2. Basic Cultural Variations The nature of people?
Good, mixture, evil
Relationship to nature?
Dominant, in harmony, subjugation
Relationship to other people?
Hierarchical, collateral, separate (individualist)
Modality of human activity?
Doing, being and becoming, being
Temporal focus of human activity?
Past, present, future
Conception of space?
Private, mixed, public
3. Similarities Across Cultures Managers in US and Russian firms
Managers performed similar functions
Devoting effort to communication and networking increased performance and promotion opportunities
Similar types of interventions improved performance (Hawthorne effect?)
US and Korean employees
Similar antecedents influenced organizational commitment (position in hierarchy, tenure, age)

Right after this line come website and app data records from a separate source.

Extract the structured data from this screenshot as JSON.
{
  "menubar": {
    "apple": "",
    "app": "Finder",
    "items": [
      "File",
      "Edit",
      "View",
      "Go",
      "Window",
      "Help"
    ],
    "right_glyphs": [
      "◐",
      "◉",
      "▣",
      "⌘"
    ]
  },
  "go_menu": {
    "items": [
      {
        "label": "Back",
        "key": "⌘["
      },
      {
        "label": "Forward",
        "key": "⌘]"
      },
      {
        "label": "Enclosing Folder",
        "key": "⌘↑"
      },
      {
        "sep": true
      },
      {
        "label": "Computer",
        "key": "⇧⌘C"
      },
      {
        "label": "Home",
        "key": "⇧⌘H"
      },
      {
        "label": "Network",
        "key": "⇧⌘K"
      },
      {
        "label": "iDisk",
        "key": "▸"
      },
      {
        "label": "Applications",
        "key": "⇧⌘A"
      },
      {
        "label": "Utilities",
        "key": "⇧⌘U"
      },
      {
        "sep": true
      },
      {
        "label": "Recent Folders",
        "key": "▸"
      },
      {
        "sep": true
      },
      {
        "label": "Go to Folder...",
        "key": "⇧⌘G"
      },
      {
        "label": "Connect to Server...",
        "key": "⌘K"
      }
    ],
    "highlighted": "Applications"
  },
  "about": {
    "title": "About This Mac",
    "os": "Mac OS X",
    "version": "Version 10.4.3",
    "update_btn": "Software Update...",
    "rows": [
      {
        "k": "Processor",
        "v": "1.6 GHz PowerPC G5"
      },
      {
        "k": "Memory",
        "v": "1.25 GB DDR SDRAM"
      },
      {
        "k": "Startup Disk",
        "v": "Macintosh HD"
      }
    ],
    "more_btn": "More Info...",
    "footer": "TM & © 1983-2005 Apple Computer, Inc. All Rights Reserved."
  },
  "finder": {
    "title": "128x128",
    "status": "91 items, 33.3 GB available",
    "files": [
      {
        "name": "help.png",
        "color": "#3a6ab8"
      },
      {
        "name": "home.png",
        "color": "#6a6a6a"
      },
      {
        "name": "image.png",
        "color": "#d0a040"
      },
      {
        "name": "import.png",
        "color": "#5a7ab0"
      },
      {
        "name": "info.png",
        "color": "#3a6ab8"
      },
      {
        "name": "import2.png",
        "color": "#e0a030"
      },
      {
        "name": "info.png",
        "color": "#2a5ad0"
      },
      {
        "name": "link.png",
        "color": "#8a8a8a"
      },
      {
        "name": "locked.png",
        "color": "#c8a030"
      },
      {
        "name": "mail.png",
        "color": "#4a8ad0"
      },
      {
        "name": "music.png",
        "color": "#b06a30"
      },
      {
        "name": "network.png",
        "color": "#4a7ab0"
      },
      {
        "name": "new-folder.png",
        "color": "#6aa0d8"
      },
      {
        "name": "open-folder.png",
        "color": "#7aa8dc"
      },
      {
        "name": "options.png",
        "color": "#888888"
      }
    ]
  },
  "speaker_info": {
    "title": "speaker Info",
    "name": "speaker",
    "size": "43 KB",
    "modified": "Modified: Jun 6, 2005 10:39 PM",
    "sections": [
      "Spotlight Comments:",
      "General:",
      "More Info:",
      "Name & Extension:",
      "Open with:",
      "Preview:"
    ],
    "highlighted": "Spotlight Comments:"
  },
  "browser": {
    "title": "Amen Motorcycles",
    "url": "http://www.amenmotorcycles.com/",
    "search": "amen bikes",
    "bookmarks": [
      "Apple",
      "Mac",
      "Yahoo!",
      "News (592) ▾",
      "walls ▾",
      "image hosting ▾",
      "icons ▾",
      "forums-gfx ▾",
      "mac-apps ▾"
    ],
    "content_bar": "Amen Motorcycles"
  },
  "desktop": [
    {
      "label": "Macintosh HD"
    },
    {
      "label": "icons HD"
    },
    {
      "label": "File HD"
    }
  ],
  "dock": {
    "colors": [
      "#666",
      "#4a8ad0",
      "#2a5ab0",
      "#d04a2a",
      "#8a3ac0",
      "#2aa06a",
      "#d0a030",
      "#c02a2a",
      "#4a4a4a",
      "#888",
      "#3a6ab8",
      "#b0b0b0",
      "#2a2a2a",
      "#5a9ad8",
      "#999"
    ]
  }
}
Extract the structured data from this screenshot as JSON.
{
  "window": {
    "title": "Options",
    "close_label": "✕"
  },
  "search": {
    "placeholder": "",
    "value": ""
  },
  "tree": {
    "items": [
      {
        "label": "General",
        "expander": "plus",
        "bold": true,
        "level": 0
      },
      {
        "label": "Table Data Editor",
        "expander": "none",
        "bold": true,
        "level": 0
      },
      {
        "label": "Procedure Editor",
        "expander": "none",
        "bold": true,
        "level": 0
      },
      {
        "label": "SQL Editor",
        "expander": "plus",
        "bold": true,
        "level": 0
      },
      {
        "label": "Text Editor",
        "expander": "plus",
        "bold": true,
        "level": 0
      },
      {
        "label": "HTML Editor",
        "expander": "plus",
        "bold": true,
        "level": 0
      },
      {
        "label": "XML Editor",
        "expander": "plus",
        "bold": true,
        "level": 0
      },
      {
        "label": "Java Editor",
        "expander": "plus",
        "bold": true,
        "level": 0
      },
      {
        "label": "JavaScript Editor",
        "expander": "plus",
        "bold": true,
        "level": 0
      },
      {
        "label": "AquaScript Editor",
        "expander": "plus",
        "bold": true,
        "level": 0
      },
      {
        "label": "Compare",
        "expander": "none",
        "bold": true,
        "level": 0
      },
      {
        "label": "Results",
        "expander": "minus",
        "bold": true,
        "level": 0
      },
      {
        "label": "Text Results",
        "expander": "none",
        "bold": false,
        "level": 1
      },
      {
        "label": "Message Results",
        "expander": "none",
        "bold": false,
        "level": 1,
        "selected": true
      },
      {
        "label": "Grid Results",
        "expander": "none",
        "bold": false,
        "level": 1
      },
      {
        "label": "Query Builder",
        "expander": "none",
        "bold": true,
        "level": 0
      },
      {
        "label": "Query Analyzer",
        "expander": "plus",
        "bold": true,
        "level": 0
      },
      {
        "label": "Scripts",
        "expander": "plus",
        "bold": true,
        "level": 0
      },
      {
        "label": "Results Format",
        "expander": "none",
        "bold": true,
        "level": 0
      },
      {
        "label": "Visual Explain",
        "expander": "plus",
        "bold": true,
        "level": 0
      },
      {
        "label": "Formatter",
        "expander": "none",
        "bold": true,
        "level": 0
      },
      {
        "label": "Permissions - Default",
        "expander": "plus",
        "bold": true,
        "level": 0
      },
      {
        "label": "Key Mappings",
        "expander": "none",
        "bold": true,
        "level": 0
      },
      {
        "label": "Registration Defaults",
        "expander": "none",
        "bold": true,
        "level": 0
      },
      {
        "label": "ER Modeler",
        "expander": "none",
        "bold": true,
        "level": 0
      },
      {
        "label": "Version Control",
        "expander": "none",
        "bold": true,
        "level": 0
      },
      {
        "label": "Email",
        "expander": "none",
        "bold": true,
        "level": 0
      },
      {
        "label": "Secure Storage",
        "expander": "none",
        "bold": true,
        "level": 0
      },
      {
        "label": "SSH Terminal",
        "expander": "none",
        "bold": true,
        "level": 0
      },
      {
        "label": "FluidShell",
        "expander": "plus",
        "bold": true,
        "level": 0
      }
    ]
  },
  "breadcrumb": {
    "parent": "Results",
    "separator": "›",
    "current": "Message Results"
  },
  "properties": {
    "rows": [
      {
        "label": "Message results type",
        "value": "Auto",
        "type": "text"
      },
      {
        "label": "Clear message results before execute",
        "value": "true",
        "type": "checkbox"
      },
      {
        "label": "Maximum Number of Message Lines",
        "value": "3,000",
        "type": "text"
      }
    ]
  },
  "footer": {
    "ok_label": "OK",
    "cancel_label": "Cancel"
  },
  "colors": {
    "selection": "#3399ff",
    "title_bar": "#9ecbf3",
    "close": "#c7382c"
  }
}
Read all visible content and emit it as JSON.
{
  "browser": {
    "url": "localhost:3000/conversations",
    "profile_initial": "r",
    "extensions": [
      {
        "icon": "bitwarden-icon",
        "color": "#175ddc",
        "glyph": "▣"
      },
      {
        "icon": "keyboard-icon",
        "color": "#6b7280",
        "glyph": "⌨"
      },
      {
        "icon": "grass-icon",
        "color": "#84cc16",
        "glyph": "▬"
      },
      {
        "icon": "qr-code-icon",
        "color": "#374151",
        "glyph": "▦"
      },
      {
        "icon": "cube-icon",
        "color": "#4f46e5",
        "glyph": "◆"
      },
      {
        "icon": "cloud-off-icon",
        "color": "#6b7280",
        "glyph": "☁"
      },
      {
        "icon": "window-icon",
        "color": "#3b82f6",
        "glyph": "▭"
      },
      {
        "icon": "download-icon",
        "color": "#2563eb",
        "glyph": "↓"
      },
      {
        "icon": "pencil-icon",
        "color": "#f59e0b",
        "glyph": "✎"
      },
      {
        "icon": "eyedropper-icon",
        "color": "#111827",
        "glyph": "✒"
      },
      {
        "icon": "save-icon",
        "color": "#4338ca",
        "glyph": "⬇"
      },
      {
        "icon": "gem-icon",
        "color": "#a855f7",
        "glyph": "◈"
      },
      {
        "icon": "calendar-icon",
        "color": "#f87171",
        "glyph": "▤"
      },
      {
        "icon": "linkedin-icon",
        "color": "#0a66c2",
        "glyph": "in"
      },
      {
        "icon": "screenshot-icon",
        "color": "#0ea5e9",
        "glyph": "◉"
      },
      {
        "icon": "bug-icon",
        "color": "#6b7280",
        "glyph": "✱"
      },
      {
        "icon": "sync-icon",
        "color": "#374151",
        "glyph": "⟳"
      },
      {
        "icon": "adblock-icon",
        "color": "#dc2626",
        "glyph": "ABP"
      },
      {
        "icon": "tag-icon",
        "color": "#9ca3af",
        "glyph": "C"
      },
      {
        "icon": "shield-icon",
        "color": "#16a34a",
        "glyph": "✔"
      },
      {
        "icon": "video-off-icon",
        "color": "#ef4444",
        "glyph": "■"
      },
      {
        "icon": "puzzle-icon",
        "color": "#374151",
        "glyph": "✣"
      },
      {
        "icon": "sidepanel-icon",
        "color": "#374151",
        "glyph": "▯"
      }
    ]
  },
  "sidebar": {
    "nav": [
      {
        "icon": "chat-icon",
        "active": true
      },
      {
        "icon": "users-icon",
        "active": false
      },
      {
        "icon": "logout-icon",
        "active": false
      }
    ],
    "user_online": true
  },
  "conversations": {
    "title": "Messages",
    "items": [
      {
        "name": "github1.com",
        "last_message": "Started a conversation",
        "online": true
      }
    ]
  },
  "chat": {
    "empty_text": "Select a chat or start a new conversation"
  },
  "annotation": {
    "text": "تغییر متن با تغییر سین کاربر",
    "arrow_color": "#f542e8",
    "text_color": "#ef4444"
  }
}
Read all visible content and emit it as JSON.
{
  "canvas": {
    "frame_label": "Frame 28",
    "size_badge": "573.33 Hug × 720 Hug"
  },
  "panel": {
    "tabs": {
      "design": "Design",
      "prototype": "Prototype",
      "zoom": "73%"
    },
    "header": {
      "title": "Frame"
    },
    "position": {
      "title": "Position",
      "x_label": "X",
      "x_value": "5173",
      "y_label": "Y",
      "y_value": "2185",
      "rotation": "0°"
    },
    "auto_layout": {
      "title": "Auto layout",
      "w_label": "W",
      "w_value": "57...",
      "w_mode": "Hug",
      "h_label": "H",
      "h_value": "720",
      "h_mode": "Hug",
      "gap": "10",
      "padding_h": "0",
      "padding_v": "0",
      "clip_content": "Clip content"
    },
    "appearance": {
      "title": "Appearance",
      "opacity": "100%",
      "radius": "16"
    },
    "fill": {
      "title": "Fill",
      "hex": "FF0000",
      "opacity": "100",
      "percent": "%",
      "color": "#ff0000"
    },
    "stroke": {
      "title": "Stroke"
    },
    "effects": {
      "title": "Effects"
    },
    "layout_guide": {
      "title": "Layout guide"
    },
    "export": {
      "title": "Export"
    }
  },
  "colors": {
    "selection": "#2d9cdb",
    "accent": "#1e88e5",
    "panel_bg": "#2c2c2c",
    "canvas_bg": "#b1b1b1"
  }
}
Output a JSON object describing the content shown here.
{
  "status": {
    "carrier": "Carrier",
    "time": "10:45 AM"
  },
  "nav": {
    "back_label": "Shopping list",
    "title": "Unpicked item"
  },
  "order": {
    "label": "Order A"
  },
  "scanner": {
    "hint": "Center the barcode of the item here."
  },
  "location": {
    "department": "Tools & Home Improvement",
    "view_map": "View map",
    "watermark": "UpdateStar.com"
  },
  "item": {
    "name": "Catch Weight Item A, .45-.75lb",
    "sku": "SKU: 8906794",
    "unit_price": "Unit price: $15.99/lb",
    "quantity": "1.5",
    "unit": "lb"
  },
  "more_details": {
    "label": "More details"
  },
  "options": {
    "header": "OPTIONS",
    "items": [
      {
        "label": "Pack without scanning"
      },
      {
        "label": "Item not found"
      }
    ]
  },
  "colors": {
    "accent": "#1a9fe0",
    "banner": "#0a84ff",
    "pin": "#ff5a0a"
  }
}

Other factors that increased commitment
Size of firm (larger firms = less commitment)
Employee focus (greater focus = more commitment)
Perceptions of organization (positive view = more commitment)
4. Differences Across Cultures In criteria used to evaluate personnel
5. A Jumping Off Place A successful, mid-sized Ohio-based US manufacturing firm decides to open a plan near Madrid, Spain.
Factors in the decision include:
The end of its licensing agreement with a German firm
New patents and technology
Lower labor costs in Spain
The Spanish partner will provide on-site support; the US firm will provide capital, technology and training
6. A Jumping Off Place If the venture in Spain is successful, the US manufacturer plans to use this experience to open plants first in Italy, then in France
Put yourself in the position of an international consultant or manager
What differences would you anticipate between Spain and the US?
How might lessons learned in Spain need to be adapted for operations in Italy?
How would France differ from both, and from the U.S.?
7. Figure 4-5: Power-Distance and Individualism-Collectivism
8. Figure 4-6: Power-Distance and Uncertainty-Avoidance
9. Figure 4-7: Masculinity-Femininity and Uncertainty-Avoidance
10. A Jumping Off Place
11. Strategic Predispositions Ethnocentric predisposition
A nationalistic philosophy of management whereby the values and interests of the parent company guide strategic decisions.
12. Strategic Predispositions Polycentric predisposition
A philosophy of management whereby strategic decisions are tailored to suit the cultures of the countries where the MNC operates.
13. Strategic Predispositions Regiocentric predisposition
A philosophy of management whereby the firm tries to blend its own interests with those of its subsidiaries on a regional basis.
14. Strategic Predispositions Geocentric predisposition
A philosophy of management whereby the company tries to integrate a global systems approach to decision making.
15. Key Challenges Parochialism
the tendency to view the world through one’s own eyes and perspective
the process of exhibiting the same orientation toward different cultural groups
What practices should multinational companies and international managers adopt to overcome these barriers to effective cross-cultural management?
16. Concluding Comments Caveats…
What is typical in a given culture?
How discrete are subcultures?
Are values and beliefs fixed or fluid?
What are the significant “dimensions” of culture?
Can attributes of culture be generalized or are they too situation specific?
“Understanding the properties and prospects of nations requires openness to the richness and diversity of national practices and institutions”
Brendan McSweeney, http://geert-hofstede.international-business-center.com/mcsweeney.shtml